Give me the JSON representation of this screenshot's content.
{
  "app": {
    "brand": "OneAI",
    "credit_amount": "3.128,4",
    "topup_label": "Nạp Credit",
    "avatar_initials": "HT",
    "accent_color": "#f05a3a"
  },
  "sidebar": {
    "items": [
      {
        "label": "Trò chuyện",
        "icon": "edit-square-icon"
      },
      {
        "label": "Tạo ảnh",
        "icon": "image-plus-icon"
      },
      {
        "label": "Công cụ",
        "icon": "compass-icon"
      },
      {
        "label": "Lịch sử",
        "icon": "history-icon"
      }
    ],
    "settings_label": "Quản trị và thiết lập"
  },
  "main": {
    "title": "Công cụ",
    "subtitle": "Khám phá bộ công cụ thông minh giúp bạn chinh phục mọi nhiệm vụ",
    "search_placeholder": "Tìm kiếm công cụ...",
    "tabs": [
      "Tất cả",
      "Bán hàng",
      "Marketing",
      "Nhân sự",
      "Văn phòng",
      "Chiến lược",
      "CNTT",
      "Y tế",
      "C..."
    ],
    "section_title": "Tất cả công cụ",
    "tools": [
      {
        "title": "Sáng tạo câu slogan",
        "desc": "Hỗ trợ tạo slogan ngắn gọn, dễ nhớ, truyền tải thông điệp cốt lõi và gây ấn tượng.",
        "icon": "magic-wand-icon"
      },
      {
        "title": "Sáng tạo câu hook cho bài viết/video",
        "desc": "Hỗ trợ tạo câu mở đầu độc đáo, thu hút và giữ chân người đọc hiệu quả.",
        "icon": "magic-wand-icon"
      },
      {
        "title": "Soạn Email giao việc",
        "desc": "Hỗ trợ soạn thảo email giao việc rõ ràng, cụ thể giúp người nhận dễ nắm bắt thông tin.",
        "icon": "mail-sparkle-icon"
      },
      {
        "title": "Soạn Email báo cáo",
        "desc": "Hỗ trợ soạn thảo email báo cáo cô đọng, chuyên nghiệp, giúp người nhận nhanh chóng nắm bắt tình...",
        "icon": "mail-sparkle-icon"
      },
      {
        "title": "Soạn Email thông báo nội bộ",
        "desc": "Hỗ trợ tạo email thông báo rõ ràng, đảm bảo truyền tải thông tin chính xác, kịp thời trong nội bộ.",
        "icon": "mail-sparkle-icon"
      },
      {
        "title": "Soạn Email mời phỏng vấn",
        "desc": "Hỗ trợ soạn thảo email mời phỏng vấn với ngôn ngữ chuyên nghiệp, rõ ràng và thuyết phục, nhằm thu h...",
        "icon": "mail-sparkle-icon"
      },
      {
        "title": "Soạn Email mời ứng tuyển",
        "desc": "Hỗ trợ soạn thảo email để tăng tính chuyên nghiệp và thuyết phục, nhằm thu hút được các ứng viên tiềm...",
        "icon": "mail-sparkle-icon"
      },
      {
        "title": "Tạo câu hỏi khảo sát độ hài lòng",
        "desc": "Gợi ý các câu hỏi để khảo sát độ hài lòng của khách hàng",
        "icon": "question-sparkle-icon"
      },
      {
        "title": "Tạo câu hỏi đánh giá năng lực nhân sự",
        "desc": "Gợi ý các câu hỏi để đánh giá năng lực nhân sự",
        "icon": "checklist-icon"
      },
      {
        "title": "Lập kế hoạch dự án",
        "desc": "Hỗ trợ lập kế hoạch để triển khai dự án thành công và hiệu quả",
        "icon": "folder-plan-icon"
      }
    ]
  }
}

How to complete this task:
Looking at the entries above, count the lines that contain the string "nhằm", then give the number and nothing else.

Written response:
2